I will never forget my college political philosophy professor mocking John Locke's attempt to ground the foundations of property on the admixture of labor or property to unclaimed resources by asking whether, were he to legitimately acquire a can of tomato paste and pour it into the ocean, he could therefore claim the ocean as his own.
Think that's silly? How about Gregory Nemitz of Carson City, Nevada, who claims to own Eros, and wants NASA to pay him $20 for “parking and storage fees” now that it has landed the NEAR Shoemaker spacecraft on “his” asteroid. Basically, the basis of Nemitz's claim to ownership of Eros is, well, that he claims to own it, and that he's expending resources to pursue the claim, so it must be his. Oh yes, and that the Treaty on Principles Governing the Activities of States in the Exploration and Use of Outer Space, Including the Moon and Other Celestial Bodies of 1967, which precludes private ownership of celestial bodies, sounds in the Communist Manifesto, so it must be illegal.
This would be funny if the guy were not (it seems) funded by the sale of beef jerky (I am not making this up, see the bottom of his web site), and appealing (pro se) the loss of his district court case up to the 9th Circuit. Where I confidently predict he will lose again.

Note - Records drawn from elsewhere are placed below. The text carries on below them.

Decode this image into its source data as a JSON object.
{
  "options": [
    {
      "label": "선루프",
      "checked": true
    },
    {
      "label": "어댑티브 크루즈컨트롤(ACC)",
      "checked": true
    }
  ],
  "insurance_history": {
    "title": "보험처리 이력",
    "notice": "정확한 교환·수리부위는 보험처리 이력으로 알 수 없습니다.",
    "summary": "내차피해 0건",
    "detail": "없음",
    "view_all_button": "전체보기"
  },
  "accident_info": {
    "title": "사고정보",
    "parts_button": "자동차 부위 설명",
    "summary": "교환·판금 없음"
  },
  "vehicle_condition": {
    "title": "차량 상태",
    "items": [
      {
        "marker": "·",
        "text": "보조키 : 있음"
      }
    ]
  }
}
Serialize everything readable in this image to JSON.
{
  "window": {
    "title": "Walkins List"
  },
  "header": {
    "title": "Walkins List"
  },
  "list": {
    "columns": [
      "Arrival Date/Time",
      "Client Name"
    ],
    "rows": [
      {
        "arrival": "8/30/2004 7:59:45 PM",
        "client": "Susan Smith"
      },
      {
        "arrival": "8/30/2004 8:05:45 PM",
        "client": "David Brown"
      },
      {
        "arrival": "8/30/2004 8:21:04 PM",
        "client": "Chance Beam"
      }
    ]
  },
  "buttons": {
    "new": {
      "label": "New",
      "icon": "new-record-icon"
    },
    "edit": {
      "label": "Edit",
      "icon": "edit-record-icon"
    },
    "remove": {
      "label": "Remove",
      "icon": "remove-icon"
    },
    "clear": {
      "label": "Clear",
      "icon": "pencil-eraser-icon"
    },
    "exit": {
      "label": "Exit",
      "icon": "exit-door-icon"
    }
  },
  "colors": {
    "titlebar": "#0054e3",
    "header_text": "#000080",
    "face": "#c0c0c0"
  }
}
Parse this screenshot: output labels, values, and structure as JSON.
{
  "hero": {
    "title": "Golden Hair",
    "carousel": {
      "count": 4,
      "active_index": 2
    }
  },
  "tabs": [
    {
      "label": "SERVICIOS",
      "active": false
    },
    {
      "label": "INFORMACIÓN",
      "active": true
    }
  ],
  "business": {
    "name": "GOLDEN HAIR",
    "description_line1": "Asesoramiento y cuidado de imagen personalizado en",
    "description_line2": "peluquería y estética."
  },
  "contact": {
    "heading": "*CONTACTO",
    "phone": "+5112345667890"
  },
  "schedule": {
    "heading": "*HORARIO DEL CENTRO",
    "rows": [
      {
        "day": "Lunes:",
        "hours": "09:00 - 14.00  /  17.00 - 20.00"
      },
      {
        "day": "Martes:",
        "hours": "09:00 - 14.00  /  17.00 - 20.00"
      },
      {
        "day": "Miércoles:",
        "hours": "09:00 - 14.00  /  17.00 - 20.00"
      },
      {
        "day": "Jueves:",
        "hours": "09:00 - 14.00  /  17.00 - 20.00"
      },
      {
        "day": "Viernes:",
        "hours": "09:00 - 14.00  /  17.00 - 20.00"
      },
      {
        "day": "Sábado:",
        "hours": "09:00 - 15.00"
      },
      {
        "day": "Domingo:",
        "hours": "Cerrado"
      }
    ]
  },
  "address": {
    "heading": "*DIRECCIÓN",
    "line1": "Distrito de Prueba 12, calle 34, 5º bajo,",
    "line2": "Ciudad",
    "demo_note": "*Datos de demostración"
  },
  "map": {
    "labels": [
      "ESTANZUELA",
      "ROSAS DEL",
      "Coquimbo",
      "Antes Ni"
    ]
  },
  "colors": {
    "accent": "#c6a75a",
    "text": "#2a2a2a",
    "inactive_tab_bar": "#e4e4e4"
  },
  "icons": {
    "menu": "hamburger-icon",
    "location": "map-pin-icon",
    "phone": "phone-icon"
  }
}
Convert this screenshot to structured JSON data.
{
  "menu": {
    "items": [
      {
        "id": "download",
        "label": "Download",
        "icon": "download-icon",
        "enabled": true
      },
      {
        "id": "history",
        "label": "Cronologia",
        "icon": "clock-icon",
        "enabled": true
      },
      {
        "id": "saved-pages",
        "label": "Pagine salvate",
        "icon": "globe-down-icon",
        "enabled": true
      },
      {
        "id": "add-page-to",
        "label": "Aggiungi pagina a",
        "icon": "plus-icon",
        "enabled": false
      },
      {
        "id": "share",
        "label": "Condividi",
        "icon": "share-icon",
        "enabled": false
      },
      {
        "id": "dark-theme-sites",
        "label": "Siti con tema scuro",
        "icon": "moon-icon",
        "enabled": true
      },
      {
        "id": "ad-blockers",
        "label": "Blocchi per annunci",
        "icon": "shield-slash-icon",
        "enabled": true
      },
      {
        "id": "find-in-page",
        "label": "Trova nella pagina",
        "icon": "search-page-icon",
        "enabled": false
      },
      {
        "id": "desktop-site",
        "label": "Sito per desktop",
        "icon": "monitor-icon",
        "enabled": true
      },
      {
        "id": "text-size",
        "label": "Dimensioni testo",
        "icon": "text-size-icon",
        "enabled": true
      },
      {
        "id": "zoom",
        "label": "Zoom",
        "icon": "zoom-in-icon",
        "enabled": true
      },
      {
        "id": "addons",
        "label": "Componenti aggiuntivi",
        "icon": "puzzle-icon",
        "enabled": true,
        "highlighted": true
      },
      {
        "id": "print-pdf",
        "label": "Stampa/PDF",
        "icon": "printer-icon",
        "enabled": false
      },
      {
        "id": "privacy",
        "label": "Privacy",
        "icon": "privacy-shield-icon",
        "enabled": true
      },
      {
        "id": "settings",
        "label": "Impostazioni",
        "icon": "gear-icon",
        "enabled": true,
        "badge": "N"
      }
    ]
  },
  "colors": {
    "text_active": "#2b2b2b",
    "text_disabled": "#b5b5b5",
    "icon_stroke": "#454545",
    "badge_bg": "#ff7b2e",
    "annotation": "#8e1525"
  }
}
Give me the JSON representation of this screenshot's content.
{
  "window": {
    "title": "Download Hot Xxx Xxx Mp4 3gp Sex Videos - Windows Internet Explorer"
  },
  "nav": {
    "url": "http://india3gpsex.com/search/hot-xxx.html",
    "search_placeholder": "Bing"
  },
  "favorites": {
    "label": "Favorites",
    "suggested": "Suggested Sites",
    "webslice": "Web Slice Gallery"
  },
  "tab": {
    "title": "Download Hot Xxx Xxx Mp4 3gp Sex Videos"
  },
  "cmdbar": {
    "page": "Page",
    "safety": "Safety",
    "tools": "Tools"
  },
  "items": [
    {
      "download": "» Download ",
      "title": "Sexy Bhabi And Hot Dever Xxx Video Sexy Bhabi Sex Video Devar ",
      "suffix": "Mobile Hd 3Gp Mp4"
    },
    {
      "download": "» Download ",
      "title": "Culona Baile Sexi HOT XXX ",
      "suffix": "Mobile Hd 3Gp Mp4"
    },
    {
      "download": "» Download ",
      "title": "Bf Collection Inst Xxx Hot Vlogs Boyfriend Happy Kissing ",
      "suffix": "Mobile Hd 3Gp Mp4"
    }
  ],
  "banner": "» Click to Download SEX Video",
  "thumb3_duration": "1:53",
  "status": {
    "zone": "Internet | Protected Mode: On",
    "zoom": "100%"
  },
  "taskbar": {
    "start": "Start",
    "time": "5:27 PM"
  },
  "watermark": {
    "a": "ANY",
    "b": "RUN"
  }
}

(The words “sui juris” on his brief are by the way a giveaway that the appellant is in the grip of a legal cult, akin to the common law court cultists, or the people who think that writing “Without Prejudice UCC 1-207” will somehow have a magic effect on their debts, or who think that they can avoid paying taxes by eschewing Social Security numbers and claiming to be just a state citizen not a citizen of the US.)